Dialogue reveals numerous housing challenges for Central MN

Stakeholders from central Minnesota gathered in St. Cloud this week to discuss the region’s affordable housing needs. Workforce housing, single family home rehab, the preservation of naturally occurring affordable housing, and worries over rising construction costs appeared as common themes throughout the discourse. Minnesota Housing Finance Agency, Greater Minnesota Housing Fund, and USDA Rural Development hosted the discussion and listened to concerns presented by local housing leaders. 

In recent years, Minnesota  Housing, USDA and GMHF have hosted similar community dialogues across the state to inform and engage community leaders on their housing needs. The event in St. Cloud was one in a series of these dialogues with others to be scheduled later in the year. 

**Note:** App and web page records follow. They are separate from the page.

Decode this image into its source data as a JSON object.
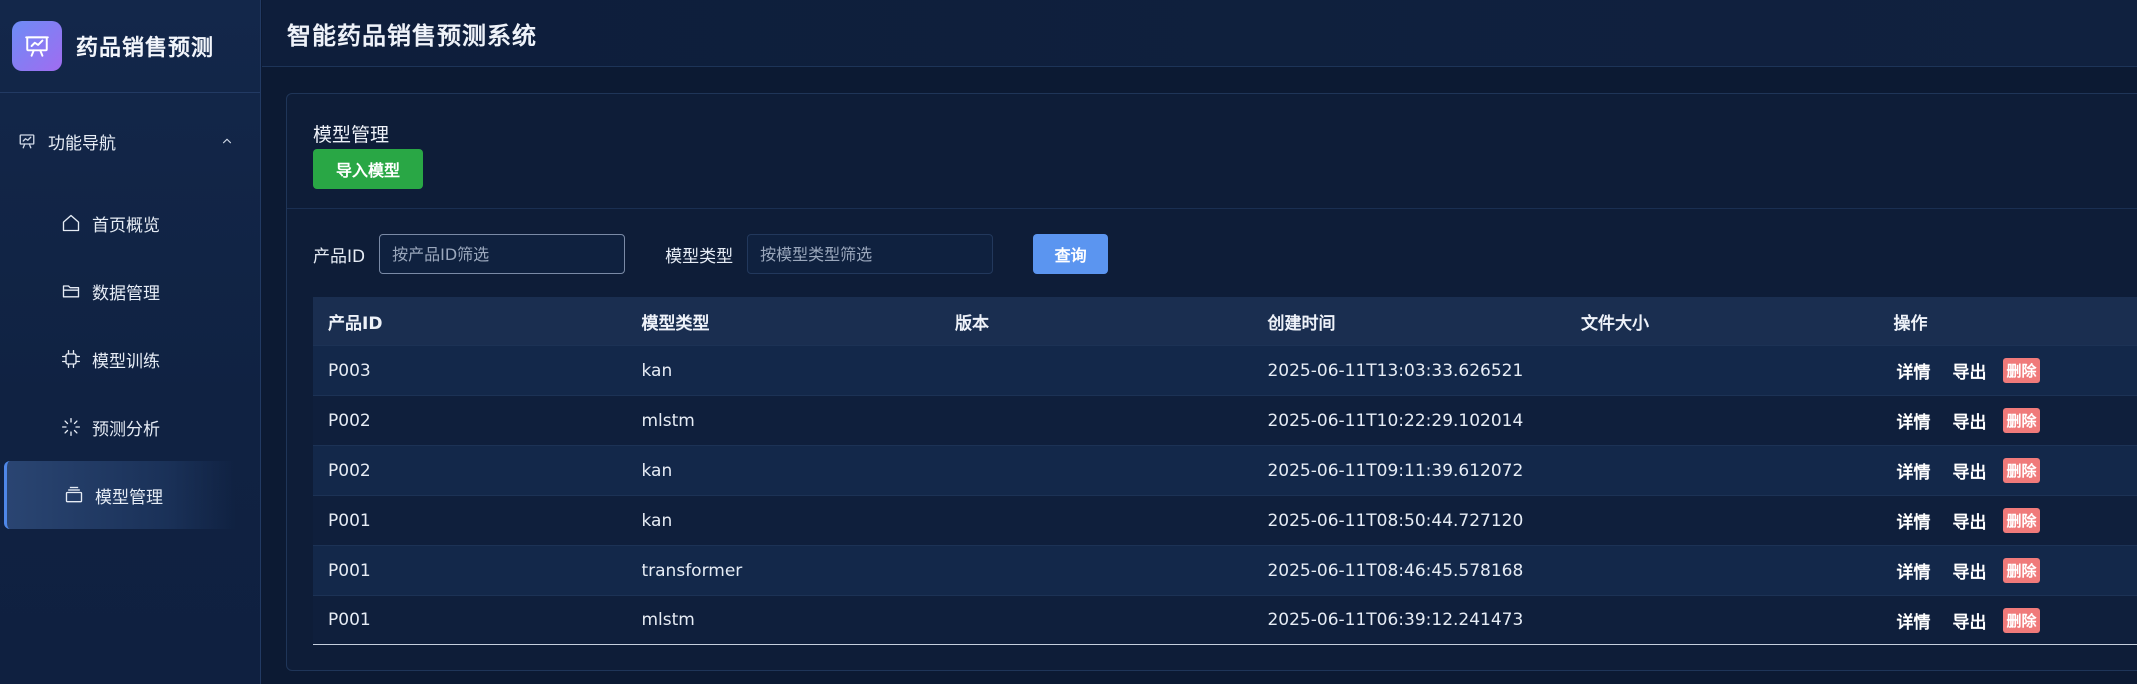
{
  "brand": {
    "title": "药品销售预测",
    "logo_icon": "presentation-board-icon"
  },
  "header": {
    "title": "智能药品销售预测系统"
  },
  "nav": {
    "group_label": "功能导航",
    "items": [
      {
        "label": "首页概览",
        "icon": "home-icon"
      },
      {
        "label": "数据管理",
        "icon": "folder-icon"
      },
      {
        "label": "模型训练",
        "icon": "cpu-icon"
      },
      {
        "label": "预测分析",
        "icon": "loading-icon"
      },
      {
        "label": "模型管理",
        "icon": "stack-icon",
        "active": true
      }
    ]
  },
  "card": {
    "title": "模型管理",
    "import_label": "导入模型"
  },
  "filters": {
    "product_label": "产品ID",
    "product_placeholder": "按产品ID筛选",
    "type_label": "模型类型",
    "type_placeholder": "按模型类型筛选",
    "query_label": "查询"
  },
  "table": {
    "headers": [
      "产品ID",
      "模型类型",
      "版本",
      "创建时间",
      "文件大小",
      "操作"
    ],
    "rows": [
      {
        "product": "P003",
        "type": "kan",
        "version": "",
        "created": "2025-06-11T13:03:33.626521",
        "size": ""
      },
      {
        "product": "P002",
        "type": "mlstm",
        "version": "",
        "created": "2025-06-11T10:22:29.102014",
        "size": ""
      },
      {
        "product": "P002",
        "type": "kan",
        "version": "",
        "created": "2025-06-11T09:11:39.612072",
        "size": ""
      },
      {
        "product": "P001",
        "type": "kan",
        "version": "",
        "created": "2025-06-11T08:50:44.727120",
        "size": ""
      },
      {
        "product": "P001",
        "type": "transformer",
        "version": "",
        "created": "2025-06-11T08:46:45.578168",
        "size": ""
      },
      {
        "product": "P001",
        "type": "mlstm",
        "version": "",
        "created": "2025-06-11T06:39:12.241473",
        "size": ""
      }
    ],
    "actions": {
      "detail": "详情",
      "export": "导出",
      "delete": "删除"
    }
  },
  "colors": {
    "accent": "#5b95f0",
    "success": "#29a745",
    "danger": "#f07a7a",
    "background": "#0c1a33"
  }
}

John Patterson of Minnesota Housing kicked off dialogue by presenting on the housing trends in central Minnesota’s Stearns, Benton, Sherburne and Wright counties. Minnesota Housing’s research indicates a rise in homeownership, but also greater homeowner cost burden since 2000. Patterson noted that monthly homeowner costs have increased by as much as $287 in the St. Cloud area while homeowner household income remains stagnant since 2000. Minnesota Housing also reports that St. Cloud area renters are feeling the squeeze as 50% of renters are paying more than 30% of their income on rent therefore making them cost- burdened.  Monthly rents have increased as much as $177 since 2000 and renter income has decreased in Benton, Sherburne, Stearns, and Wright counties. These trends coupled with an aging population and a increasingly more diverse demographic underscore an urgent need for more affordable housing options in the St. Cloud area.

Megan Carr of Sand Companies and Greg Simones of Minnwest Bank, expressed concerns on multifamily development in central Minnesota. Carr and Simones both shared that central Minnesota development projects frequently underscore on Minnesota Housings’ competitive Request for Proposals (RFP) process. Low scores often translate into no funding reward from Minnesota Housing which means many multifamily developments cannot progress in central Minnesota. Carr suggested that development projects in the Metro frequently score higher because of a willingness in Metro communities to contribute to affordable housing. Attendees noted that nimbyism is pervasive in central Minnesota with many local governments reluctant to finance affordable housing from local sources. Both Carr and Simones also pointed towards the RFP timeline as problematic. By the time funding awards are made in October construction season has concluded which means another 6 months until construction can begin. In that time gap, development cost estimates fluctuate which then jeopardizes the project’s financing and raises costs. 

Lisa Marvin of Essence Property Management raised concerns on workforce housing and the preservation of naturally occurring affordable housing. During discussion Marvin informed Minnesota housing officials that individuals at 61% Area Median Income (AMI) and above can rarely find affordable units. Most units that are funded by Housing Tax Credits can only serve renters with incomes below 60% AMI. This leaves many working families with few affordable options as their incomes are too high for the more deeply subsidized units.  Marvin additionally addressed naturally occurring affordable housing and the lack of incentives to preserve these units. Naturally occurring affordable housing represents unsubsidized units that are low on amenities and make up the older portion of the areas’ housing stock.  In a tight rental market like in St. Cloud rents are rising on naturally affordable units which then stretch the resources of low-income renters.  Marvin asked Minnesota Housing representatives if anything could be done to keep these units affordable.

Participants in the dialogue also expressed concerns on the need for more single family rehabilitation. Many homeowners in central Minnesota who lost jobs, assets, etc. during the recession deferred maintenance on their homes. Many homeowners still lack the ability to keep up with needed with many homes failing inspections.  Prospective buyers shy away from properties with sizeable maintenance backlogs meaning that the need for single family rehab is huge. Many of the resources that could aid in single family rehabilitation such as USDA’s 502 mortgage purchase remain obscure with other resources like Community Development Block Grant (CDBG) being viewed as suspicious. John Reis of the United Way and Deanna Hemmesch of Central Minnesota Housing Partnership called for stronger partnerships across sectors that would be accountable to a shared housing agenda. Both, Ries and Hemmesch lamented that too often these coalition forming conversations occur with little follow-up afterwards.

Numerous participants in the discussion shared experiences of community resistance to affordable housing projects. Many times when a developers proposes an affordable housing development to a local government entity current residents express fears that “the wrong type of people” will then move into the area, lower property values, and create problems for local municipalities. Attendees of the dialogue universally agreed that such stigma on affordable housing is false, and that efforts need to be made to combat NIMBYism (Not in My Back Yard).